Pictured: AJ Elfalak, age three
At the time, he indicated someone had ‘a lot of explaining to do’ and was standing firm in his belief that little AJ had been abducted.
‘How did he leave, who did he leave with? Did anything sinister happen? These are questions that need to still be answered and we will not stop until we actually find the truth,’ he said last Monday, the day AJ was found.
The question on the lips of many, including locals who assisted in the search, is why the CCTV was installed in such a remote area in the first place.
Many have argued that the home, which was sold to AJ’s mother Kelly and two of her associates, Michael and Katia Mallouhi, for just $30,000 in 2016, doubles as the ‘headquarters’ of Mr Hashem’s anti-vax group.
It is not clear why her husband Anthony is not on the deed for the home.
The $30,000 Ms Elfalak paid for the home is more than ten times less than the property sold for when it last went under the hammer in October 2014 for $320,000.
Professional tracker brought in to help determine how little AJ wound up in the bush

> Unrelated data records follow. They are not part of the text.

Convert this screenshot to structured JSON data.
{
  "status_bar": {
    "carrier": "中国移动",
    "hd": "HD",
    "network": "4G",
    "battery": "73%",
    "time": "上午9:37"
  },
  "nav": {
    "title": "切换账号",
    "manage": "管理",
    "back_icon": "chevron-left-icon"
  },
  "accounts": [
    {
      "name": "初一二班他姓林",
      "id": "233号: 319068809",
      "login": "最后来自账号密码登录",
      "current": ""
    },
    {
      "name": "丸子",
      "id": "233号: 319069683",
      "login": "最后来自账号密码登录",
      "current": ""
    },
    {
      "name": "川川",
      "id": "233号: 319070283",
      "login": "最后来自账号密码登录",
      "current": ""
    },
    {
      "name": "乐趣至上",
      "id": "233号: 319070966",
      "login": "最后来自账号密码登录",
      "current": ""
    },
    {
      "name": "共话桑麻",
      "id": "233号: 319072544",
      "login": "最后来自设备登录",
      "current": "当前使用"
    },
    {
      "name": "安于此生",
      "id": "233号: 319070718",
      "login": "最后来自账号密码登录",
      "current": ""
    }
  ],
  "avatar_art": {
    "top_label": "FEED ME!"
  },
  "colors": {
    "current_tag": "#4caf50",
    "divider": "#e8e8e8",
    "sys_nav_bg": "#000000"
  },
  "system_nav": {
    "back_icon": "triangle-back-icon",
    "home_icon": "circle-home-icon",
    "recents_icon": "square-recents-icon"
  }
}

Pictured: Bush tracker Jake Cassar
AJ Elfalak’s family is relying on the opinion of a professional bush tracker to help them understand how the toddler spent three nights alone in the unforgiving terrain behind their home.

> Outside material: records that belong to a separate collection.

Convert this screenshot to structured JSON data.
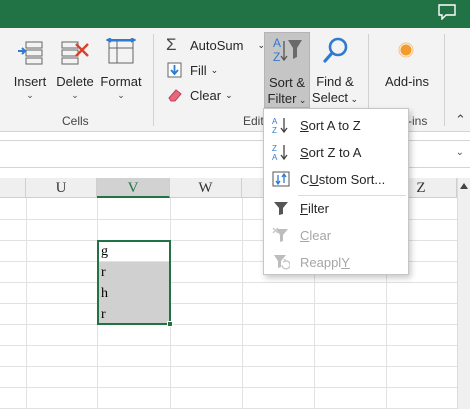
{
  "ribbon": {
    "cells_group": {
      "label": "Cells",
      "insert_label": "Insert",
      "delete_label": "Delete",
      "format_label": "Format"
    },
    "editing_group": {
      "label_visible": "Edit",
      "autosum_label": "AutoSum",
      "fill_label": "Fill",
      "clear_label": "Clear",
      "sort_filter_line1": "Sort &",
      "sort_filter_line2": "Filter",
      "find_select_line1": "Find &",
      "find_select_line2": "Select"
    },
    "addins_group": {
      "addins_label": "Add-ins",
      "label_visible": "-ins"
    }
  },
  "columns": [
    "U",
    "V",
    "W",
    "Z"
  ],
  "active_column": "V",
  "cells": [
    {
      "value": "g",
      "selected": false
    },
    {
      "value": "r",
      "selected": true
    },
    {
      "value": "h",
      "selected": true
    },
    {
      "value": "r",
      "selected": true
    }
  ],
  "sort_filter_menu": {
    "items": [
      {
        "first": "S",
        "rest": "ort A to Z",
        "icon": "sort-a-z-icon",
        "enabled": true
      },
      {
        "first": "S",
        "rest": "ort Z to A",
        "icon": "sort-z-a-icon",
        "enabled": true
      },
      {
        "first": "U",
        "rest": "stom Sort...",
        "pre": "C",
        "icon": "custom-sort-icon",
        "enabled": true
      },
      {
        "first": "F",
        "rest": "ilter",
        "icon": "filter-icon",
        "enabled": true
      },
      {
        "first": "C",
        "rest": "lear",
        "icon": "clear-filter-icon",
        "enabled": false
      },
      {
        "first": "Y",
        "rest": "",
        "pre": "Reappl",
        "icon": "reapply-icon",
        "enabled": false
      }
    ]
  },
  "colors": {
    "brand": "#217346",
    "ribbon_bg": "#f3f3f3",
    "sort_highlight": "#c5c5c5"
  }
}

Jake Cassar has been at the family home in Putty, 150km northwest of Sydney in the Upper Hunter Valley, since Saturday, volunteering his expertise to help track AJ.
He told Daily Mail Australia last Tuesday he couldn’t rule out that the three-year-old was abducted, and said his job was to consider all possible scenarios.
‘I’m here to keep an open mind,’ he said.
‘The way I see it, if you’ve got two feet and a heartbeat anything is possible. Doesn’t matter if you’re a 97-year-old woman or a three-year-old boy.’
He also said the property was dotted with caves, including one that looked as though someone had been staying in it.
‘It’s hard to tell, because it’s really soft sand, but it looked like the sand had been dragged out, and you can see what looked like knee marks and maybe some fabric marks in the sand, too,’ he explained.
He said the were tracks leading to a wombat hole that he believes were likely left by AJ.
Mr Cassar queried whether AJ had in fact travelled further from the home and somehow looped back to where he was found, which is just 500m from his family home and was explored extensively in the days he was missing.
The professional tracker remained close to the family since arriving and was spotted in khaki clothing on Tuesday to head into the ditch where AJ was spotted.
He said he planned to head down with his search party and explore the area to find any potential paths that AJ might have taken.
Mr Cassar told Daily Mail Australia on Tuesday he couldn’t rule out that the three-year-old was abducted, and said his job was to consider all possible scenarios. ‘I’m here to keep an open mind,’ he said. Mr Cassar (right) is pictured with AJ’s mother Kelly
The entrance into the creek is so steep even most adults would struggle to clamber down.
Photographs taken by Daily Mail Australia at the base illustrate just how rocky and unstable the terrain is.
AJ was found sitting in a shallow, muddy creek at the base of what appeared to be a barely visible path, but the question remains as to how he made it down such a steep track safely.
Mr Cassar explained it was very possible that, even with hundreds of volunteers, little AJ avoided detection while in the bush.
He said search parties tended to stay in straight lines and follow a near perfect trajectory from point A to point B, whereas somebody who is lost intuitively does the opposite.
‘When we’re lost, we almost always walk at a slight curve to the right or left, therefore it’s easy to travel in directions that might be missed by search parties,’ Mr Cassar said.
He hoped to provide the family some further guidance as to whether AJ likely wandered off on his own or was abducted, which is what the family initially believed.
A relative who said he lived at the home with the Elfalaks jumped in to say the family was performing ‘their own investigation’.
‘We’d like to think the police are still investigating, but they’re not here are they,’ the man said.